[Material for the task — start]

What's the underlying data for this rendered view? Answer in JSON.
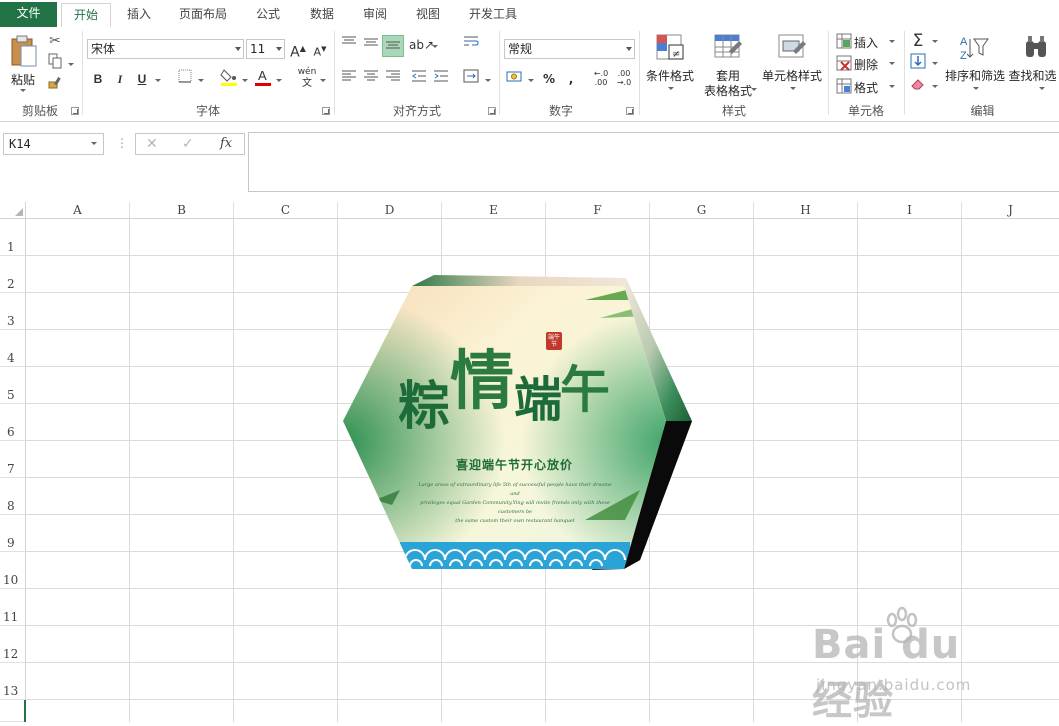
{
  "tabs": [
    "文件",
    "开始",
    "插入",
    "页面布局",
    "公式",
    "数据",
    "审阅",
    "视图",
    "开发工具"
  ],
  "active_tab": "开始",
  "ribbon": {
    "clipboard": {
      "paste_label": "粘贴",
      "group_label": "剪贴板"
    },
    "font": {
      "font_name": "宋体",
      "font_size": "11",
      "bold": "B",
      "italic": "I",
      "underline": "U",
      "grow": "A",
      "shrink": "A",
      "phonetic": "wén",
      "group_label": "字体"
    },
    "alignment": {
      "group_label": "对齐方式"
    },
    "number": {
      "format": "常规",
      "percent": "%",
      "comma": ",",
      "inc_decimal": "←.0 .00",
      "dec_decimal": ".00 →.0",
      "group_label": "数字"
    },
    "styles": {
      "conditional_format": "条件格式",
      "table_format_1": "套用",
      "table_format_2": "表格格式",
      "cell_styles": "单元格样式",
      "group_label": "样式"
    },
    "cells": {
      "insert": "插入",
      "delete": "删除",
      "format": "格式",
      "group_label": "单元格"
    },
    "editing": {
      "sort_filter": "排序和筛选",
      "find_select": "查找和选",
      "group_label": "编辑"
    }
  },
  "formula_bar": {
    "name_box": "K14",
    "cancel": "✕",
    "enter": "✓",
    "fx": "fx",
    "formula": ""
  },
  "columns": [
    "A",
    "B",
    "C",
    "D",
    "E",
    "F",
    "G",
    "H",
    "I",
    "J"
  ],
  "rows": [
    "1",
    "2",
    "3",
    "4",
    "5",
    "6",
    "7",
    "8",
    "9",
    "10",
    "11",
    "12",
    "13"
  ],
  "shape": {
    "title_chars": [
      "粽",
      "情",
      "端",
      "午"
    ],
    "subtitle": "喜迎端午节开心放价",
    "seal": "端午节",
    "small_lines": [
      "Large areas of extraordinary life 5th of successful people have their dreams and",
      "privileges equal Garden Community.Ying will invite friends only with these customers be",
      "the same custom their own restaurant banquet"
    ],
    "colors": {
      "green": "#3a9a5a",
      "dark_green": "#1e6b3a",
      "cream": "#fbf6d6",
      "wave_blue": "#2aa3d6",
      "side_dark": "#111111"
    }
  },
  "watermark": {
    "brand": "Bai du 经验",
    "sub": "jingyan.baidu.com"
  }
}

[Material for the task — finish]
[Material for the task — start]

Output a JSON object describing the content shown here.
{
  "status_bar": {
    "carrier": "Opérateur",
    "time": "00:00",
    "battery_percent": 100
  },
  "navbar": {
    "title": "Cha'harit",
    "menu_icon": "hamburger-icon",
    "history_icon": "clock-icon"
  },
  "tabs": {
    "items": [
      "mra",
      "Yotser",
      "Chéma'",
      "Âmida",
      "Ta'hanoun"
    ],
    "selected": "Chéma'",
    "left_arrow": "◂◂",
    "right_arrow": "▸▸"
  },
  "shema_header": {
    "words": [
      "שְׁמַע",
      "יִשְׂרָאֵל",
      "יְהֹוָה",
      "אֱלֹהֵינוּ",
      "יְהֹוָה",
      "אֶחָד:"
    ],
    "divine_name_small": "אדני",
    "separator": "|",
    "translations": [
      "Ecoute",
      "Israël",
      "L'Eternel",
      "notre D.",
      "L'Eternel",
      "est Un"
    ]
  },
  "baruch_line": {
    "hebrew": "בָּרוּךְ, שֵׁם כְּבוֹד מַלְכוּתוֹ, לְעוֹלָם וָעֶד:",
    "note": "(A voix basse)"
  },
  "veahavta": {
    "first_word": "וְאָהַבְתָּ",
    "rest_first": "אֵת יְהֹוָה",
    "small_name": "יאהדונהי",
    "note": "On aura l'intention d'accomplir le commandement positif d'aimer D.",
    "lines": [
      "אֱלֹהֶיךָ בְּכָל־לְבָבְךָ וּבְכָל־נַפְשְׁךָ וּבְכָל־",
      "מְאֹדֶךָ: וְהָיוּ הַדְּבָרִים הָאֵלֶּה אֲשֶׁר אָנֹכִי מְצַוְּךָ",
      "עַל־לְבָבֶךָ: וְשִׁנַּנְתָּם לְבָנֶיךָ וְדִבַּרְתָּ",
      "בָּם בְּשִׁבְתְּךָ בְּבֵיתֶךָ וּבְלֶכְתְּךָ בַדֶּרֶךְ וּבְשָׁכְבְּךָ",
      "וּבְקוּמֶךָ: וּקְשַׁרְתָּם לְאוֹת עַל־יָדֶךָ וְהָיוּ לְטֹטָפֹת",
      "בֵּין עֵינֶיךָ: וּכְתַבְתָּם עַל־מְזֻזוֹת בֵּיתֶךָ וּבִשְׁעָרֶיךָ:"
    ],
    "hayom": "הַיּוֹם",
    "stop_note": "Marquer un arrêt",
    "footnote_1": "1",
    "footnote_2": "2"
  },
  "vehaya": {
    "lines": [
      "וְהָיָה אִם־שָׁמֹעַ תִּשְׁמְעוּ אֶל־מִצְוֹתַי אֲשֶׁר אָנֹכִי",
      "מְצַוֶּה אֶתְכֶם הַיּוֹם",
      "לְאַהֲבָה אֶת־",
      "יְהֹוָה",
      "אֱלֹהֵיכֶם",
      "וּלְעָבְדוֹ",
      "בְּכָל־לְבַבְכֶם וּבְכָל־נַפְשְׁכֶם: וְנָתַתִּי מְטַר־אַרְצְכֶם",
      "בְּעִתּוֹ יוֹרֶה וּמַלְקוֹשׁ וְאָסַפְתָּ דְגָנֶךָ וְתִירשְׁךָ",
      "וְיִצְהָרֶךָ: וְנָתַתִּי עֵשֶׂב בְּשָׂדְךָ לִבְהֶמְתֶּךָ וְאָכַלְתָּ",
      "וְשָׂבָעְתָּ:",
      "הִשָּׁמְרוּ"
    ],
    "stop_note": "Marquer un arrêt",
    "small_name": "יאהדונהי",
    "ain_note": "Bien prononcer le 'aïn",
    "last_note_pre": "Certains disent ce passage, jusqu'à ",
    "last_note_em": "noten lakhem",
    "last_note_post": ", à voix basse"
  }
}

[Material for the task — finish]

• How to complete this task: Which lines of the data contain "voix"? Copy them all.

• Result of the task:
    "note": "(A voix basse)"
    "last_note_post": ", à voix basse"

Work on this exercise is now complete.